By Diana Piper
Even as art moves under the sheath of a phone screen, Stanford artists continue to make a difference. They have put their digital art space to full use, compelling the Stanford population to act.
Angel Marie ’21 is one such artist. In her Zoom square, Marie sits before a black and white tapestry of a concentric mandala, clad in a striped shirt and a backwards cap — a picture of centeredness. None of her accoutrements are pigmented, the only source of color being her expressive voice. She is a poet, musician, filmmaker and general multimedia artist. Brimming with artistic inclination, Marie jumps at the chance to express herself in her classes.
“My art is so intertwined with my research,” Marie said, speaking of her training in African American studies and political science. “It’s absorbing everything I’ve been learning in the classes, in the world that I’m observing.”
While most activism focuses on galvanizing the privileged, Marie makes sure to galvanize the oppressed too. Going to Stanford is a “privilege,” Marie recognizes, which she would like to use to impart Stanford’s teachings onto a wider audience, especially the disadvantaged. With art as a commonality between those facing hardship and those who are advantaged, the audience becomes more in tune with foreign people and ideas.
“I’m thinking [about taking] these resources… and how [to] put them into a form that I can take back home to Chicago,” Marie said. “Oftentimes people will never have taken a class at Stanford, but are able to talk critically about race theory and consciousness [after my poems].”
Rinni Bhansali ’23, another artist, has also noted the conversations that art elicits. Bhansali, along with her friend Mila Hirsch, a student at Pennsylvania State University, has been offering free art in exchange for donations. Around 10 people have reached out to her, mostly friends and family. By maintaining this intimacy, Bhansali can engage in discussions with donors that are revelatory for both parties.
“Every single request that I’ve gotten has also included a conversation,” Bhansali said. “The interpersonal side of this is educating me a lot.”
This is not the only activist method though. Amy Lo ’23 (graphics editor at The Daily) opted for a fundraising approach to artist activism rather than focusing on creating conversation. Lo raised over $30,000 for 26 causes, offering commissions through Instagram in exchange for donations. She wrapped up this initiative a month ago, finding it exhausting to pool and direct money while continuing to do commissions. When faced with a deluge of responsibilities, it was difficult to embrace the self-exploration and expression in art.

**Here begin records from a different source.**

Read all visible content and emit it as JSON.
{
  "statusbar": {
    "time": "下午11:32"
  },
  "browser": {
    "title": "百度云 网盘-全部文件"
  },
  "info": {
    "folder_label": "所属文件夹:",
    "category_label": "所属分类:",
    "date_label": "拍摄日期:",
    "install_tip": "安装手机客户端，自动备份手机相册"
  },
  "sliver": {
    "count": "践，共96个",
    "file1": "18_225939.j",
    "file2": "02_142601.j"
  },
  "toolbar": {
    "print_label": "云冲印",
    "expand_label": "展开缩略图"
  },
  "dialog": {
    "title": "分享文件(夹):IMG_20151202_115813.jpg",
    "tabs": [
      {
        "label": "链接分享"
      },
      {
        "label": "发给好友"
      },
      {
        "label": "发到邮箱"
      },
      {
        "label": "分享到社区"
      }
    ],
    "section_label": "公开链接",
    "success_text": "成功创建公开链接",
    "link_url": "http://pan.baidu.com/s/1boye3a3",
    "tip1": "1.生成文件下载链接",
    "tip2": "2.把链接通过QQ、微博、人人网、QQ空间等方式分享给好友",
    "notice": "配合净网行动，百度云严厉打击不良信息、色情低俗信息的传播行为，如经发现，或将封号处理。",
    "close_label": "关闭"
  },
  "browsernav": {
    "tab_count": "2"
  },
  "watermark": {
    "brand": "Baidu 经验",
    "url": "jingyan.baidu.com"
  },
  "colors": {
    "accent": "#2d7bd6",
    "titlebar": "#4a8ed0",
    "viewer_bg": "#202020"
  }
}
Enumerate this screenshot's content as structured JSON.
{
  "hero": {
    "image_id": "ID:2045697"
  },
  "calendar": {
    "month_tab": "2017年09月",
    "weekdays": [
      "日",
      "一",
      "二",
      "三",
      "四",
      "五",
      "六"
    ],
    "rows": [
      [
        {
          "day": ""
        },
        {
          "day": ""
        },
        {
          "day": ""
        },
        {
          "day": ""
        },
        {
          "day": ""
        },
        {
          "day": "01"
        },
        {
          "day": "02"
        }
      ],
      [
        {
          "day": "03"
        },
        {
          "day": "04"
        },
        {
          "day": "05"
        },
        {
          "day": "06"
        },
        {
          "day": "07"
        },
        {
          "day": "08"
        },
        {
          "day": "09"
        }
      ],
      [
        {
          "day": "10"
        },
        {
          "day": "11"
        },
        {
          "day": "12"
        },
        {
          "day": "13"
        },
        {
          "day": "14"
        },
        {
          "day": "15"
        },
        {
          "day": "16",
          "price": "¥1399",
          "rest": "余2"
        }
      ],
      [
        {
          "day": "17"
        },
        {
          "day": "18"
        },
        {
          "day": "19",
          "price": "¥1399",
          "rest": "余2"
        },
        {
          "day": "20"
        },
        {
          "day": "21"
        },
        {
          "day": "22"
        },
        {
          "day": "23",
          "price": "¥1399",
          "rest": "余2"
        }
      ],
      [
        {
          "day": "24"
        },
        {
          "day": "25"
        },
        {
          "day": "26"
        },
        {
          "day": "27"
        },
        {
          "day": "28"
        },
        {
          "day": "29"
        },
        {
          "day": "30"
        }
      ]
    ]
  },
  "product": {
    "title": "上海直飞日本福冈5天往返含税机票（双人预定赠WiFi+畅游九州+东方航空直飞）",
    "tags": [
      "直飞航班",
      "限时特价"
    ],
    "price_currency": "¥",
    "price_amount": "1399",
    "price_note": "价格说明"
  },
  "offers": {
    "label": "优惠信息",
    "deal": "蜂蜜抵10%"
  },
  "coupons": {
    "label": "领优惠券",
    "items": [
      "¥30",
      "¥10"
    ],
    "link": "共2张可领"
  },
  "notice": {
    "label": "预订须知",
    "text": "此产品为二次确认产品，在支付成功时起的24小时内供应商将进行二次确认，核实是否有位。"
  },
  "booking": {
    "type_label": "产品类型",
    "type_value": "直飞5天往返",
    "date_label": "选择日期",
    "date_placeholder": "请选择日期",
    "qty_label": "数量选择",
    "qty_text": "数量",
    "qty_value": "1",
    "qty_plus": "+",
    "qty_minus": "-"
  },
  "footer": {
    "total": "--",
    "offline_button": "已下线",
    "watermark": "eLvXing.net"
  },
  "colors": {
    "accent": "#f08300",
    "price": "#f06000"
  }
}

“I don’t enjoy creating all the time,” Lo said. “When you have so many things stacked up in front of you, you’re like: I need to do these as quickly and as efficiently as I can. And that takes out a lot of the joy… which is spending time and care and love.”
Lo did find respite when she created a portrait of Breonna Taylor for a directed fundraiser. Lo spent the day researching the police brutality victim — scouring social media posts from Taylor’s friends to get a sense of her character. By focusing on one person out of the droves of victims, Lo was able to humanize and individuate the need for social justice.
“It made me [feel] re-invigorated, more passionate again,” Lo said. “It reminded me of why I was doing it in the first place.”
Corinne Charlton ’22 has also described the reflection integral in artistry. Charlton sells hand-painted clothing, one piece being a fundraising T-shirt with Desmond Tutu’s “oppressor” quote. Soft painted colors imbue her Instagram page, delicate annotations to the clothing (the Desmond Tutu quote transitions tenderly from red to blue). Afflicted with dyslexia, Corinne used art to express herself where words could not, contending with emotional and mental difficulty.
“Art is not a choice but a passion, an expression [of] something bubbling to be released,” Charlton wrote in an email to The Daily. “Art became a natural release for some of these negative emotional struggles I faced, and when my dyslexia made me feel alone, art brought me back to my community.”
Clara Spars ’21, a former staff writer for The Daily, used her art to connect with the cause as well. Spars runs Kita Products, which sells Spars’ designs printed on clothing. Her company has raised over $20,000 for various causes — workers’ rights, Native American support and diversifying school curricula, among others. She creates her designs by connecting with individuals who would be benefitted by her fundraising. Acting as an artistic surrogate, Spars becomes more attuned to the causes for which she is fighting.
“When it comes to… creating a symbol for a given movement, there has to be the voices of the people who are impacted in that process, because I could never represent something for someone else without fully understanding it,” Spars said. “You’re actively learning while you’re also creating. And I think it’s a really cool process.”
Art has been incredibly effective in fostering emotional connection to the social justice cause, both for the artists and the art recipients. Instead of only encouraging a fleeting donation, Stanford artists are making their community more aware of what’s at stake. Their activism infuses the dialogue with the best method of connecting people to a cause — common humanity.
“I … felt a large separation between the cause and the messages going around,” Charlton wrote. “Art was something that could bridge that gap.”
Contact Diana Piper at dianapiper ‘at’ gmail.com.